_Data for review:_
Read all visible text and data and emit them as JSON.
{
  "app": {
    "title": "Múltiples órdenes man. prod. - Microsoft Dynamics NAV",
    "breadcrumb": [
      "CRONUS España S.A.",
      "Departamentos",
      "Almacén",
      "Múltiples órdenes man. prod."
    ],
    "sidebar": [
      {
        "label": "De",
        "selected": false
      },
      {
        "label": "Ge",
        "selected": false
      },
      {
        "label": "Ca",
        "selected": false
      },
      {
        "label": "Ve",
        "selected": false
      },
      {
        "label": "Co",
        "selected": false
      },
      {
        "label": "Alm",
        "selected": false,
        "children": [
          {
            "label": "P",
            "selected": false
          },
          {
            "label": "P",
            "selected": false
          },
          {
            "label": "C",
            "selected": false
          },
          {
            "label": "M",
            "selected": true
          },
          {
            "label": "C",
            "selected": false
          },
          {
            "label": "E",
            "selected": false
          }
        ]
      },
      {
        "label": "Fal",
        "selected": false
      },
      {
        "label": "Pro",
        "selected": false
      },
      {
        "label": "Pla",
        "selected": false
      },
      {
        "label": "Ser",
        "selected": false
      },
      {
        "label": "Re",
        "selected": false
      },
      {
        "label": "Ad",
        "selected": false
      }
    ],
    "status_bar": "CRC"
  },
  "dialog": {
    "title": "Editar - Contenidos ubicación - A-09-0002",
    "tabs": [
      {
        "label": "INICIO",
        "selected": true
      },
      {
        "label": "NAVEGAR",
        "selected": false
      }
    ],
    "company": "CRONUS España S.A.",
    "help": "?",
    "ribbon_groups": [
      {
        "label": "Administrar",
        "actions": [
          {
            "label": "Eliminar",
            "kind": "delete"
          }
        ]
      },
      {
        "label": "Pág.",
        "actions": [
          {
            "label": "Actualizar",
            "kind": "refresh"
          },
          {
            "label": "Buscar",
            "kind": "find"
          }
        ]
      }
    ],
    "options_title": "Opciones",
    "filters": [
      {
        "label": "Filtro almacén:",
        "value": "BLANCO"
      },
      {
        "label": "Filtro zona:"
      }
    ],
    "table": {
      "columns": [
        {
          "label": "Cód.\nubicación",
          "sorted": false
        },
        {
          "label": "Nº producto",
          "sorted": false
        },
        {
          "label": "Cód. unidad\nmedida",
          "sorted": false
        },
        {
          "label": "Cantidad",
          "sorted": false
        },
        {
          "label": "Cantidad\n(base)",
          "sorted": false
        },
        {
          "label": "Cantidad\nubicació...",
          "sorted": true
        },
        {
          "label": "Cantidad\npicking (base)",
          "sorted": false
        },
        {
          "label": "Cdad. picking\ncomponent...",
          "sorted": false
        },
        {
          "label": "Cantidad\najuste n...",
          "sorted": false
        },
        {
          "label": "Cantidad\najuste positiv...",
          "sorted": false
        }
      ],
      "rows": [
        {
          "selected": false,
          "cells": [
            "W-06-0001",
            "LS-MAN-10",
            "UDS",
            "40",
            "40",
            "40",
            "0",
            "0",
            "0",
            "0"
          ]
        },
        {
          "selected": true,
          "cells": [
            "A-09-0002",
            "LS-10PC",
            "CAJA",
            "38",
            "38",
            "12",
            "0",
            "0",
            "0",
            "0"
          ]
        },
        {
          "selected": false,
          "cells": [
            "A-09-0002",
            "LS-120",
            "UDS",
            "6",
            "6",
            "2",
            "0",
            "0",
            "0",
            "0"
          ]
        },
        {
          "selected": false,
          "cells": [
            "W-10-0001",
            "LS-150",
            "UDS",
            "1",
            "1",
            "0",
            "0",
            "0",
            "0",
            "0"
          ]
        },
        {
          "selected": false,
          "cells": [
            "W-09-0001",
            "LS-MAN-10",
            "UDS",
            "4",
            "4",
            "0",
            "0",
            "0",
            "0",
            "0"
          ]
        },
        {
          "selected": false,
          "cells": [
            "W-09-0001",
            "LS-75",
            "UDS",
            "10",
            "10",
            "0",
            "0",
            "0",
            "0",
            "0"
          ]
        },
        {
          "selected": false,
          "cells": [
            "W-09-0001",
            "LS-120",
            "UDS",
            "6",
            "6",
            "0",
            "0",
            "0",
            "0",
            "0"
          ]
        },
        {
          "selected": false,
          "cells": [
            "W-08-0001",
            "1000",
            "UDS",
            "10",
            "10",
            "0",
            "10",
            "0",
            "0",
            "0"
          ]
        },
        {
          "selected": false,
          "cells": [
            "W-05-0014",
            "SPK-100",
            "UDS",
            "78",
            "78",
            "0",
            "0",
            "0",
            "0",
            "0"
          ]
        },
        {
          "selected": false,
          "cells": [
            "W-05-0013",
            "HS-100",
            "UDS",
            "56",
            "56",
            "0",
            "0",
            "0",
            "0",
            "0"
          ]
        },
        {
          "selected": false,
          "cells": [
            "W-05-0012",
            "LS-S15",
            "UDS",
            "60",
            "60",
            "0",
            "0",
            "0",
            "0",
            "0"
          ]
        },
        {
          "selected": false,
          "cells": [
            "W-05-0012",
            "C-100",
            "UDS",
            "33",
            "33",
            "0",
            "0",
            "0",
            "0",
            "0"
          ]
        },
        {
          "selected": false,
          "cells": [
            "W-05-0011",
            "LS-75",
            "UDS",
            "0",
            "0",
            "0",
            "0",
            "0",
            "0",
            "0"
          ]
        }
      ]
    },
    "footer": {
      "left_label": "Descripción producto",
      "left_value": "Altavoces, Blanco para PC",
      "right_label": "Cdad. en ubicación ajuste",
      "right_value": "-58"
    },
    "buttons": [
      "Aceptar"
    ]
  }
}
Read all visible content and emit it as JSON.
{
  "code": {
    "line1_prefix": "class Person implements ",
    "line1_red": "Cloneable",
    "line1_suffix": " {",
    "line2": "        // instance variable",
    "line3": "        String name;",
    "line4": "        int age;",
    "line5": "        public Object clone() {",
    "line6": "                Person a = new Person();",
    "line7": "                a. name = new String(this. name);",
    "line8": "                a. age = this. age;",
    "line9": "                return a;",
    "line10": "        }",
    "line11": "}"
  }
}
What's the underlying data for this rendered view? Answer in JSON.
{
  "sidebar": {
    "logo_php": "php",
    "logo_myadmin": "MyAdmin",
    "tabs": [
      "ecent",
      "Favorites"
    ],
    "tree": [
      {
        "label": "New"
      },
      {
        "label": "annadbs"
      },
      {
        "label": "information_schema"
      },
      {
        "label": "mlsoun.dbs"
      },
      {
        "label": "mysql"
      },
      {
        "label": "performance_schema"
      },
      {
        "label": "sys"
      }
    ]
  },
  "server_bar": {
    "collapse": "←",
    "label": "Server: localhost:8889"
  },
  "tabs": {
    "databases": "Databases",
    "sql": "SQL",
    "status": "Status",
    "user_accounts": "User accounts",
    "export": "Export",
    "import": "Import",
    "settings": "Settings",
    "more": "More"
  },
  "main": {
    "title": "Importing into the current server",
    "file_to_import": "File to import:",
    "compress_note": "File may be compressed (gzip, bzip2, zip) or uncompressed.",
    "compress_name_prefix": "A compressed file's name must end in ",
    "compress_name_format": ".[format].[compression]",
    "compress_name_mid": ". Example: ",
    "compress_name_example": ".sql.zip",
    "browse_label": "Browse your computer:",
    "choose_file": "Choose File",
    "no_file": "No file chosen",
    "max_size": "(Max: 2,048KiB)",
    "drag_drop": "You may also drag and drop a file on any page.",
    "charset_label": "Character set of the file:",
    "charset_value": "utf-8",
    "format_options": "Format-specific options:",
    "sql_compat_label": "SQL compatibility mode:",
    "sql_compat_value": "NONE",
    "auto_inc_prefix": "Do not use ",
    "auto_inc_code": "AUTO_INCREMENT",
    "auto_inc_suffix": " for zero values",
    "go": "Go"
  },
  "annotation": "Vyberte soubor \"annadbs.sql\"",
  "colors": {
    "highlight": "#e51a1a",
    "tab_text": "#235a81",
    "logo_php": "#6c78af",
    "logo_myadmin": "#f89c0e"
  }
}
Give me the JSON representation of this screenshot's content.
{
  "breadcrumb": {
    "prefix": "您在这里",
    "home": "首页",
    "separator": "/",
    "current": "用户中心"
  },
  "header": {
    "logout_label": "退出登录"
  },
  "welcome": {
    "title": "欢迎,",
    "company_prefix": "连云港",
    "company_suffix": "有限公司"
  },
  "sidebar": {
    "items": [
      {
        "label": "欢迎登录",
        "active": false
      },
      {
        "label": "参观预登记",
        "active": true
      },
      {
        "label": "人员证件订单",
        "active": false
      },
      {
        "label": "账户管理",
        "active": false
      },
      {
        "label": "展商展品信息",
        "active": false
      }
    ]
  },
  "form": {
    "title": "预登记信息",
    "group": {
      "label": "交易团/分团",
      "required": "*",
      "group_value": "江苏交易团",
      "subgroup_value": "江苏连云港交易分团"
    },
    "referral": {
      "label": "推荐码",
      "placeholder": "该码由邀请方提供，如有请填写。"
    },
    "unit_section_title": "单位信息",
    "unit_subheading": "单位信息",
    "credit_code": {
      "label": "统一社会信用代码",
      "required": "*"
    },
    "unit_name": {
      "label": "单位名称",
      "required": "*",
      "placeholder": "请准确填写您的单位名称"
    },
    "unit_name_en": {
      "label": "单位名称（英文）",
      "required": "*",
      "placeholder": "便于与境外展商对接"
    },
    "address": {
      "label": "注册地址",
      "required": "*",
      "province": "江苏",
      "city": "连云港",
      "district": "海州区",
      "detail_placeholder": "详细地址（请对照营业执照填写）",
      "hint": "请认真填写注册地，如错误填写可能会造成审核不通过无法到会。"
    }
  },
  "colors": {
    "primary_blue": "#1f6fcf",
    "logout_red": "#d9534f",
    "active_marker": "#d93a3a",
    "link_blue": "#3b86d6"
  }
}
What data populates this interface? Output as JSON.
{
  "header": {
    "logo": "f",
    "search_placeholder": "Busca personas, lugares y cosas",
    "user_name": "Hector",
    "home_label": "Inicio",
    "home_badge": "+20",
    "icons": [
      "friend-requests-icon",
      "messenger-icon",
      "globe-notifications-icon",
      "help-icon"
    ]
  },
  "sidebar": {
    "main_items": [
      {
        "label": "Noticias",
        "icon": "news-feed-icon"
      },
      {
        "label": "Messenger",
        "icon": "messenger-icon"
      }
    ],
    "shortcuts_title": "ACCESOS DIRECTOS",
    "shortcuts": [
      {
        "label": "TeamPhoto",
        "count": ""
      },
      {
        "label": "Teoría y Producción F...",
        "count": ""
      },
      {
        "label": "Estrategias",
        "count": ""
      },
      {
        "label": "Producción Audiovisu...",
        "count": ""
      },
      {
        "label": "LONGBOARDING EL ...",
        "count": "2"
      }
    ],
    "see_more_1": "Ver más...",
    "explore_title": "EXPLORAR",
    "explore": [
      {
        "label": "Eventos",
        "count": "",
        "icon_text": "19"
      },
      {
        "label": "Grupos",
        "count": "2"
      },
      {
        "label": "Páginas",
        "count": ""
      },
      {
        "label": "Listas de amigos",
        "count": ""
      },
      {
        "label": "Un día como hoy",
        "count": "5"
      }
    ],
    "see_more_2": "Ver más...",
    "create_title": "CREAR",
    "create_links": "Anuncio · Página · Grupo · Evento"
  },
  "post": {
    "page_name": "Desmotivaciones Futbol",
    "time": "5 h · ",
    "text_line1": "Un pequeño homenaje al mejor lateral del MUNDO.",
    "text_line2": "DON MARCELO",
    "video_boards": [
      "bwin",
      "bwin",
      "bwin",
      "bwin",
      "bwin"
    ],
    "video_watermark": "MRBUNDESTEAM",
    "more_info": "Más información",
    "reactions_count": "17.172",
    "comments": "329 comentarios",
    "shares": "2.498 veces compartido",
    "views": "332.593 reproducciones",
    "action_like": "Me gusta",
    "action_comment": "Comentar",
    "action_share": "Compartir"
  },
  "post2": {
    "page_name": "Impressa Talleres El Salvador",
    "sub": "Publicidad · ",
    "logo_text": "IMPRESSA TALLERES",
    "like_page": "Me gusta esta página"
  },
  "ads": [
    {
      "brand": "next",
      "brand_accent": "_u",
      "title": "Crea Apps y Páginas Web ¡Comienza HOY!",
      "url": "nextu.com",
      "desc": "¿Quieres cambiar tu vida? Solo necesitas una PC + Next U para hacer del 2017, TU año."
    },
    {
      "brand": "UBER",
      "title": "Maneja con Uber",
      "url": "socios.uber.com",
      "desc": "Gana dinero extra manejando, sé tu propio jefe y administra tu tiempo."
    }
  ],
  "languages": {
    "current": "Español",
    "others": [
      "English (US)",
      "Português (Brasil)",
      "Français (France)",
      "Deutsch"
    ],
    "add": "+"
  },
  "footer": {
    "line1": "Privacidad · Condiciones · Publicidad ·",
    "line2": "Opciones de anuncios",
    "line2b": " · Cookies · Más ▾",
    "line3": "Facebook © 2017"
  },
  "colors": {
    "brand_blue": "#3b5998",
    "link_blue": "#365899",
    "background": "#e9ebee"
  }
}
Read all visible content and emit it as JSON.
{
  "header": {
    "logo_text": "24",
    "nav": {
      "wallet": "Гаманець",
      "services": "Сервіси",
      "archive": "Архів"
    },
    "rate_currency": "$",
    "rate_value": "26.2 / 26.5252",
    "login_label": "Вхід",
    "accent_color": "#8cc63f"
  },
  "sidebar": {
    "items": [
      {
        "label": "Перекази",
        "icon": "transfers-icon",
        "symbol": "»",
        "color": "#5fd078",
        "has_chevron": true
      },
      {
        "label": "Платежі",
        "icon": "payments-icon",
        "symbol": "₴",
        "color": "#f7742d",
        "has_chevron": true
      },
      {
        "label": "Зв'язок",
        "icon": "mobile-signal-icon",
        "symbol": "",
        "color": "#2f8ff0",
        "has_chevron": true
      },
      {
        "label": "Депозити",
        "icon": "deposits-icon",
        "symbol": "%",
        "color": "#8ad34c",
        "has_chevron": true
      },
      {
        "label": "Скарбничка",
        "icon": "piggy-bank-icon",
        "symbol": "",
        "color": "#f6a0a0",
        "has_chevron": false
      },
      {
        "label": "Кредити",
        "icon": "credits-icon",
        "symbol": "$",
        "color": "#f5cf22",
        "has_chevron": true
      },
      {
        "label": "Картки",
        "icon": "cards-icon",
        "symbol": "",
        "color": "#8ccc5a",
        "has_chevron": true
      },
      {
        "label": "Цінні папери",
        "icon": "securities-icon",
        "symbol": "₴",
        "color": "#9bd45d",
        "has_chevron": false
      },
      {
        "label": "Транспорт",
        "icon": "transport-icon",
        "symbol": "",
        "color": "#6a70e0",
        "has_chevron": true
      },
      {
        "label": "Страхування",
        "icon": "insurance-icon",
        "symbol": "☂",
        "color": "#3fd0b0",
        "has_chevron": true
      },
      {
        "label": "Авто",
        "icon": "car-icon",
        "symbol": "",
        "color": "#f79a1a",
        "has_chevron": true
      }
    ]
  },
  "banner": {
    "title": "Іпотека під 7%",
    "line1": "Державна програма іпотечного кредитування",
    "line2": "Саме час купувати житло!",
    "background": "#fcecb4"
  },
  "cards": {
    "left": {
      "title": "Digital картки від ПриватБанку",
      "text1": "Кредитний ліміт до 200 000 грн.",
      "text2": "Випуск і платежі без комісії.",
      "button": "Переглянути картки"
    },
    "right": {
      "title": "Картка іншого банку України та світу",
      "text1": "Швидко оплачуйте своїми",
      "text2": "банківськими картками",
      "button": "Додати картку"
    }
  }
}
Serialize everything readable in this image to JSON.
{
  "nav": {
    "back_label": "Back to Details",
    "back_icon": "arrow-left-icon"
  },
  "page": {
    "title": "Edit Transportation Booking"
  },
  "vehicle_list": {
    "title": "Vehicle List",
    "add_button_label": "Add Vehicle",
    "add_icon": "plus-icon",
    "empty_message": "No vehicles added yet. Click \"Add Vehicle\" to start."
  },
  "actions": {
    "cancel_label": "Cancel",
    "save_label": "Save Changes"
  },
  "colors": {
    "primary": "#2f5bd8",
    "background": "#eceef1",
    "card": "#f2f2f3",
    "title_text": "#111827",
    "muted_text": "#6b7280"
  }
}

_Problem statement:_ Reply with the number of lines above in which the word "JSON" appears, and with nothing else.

_Answer to this problem:_ 7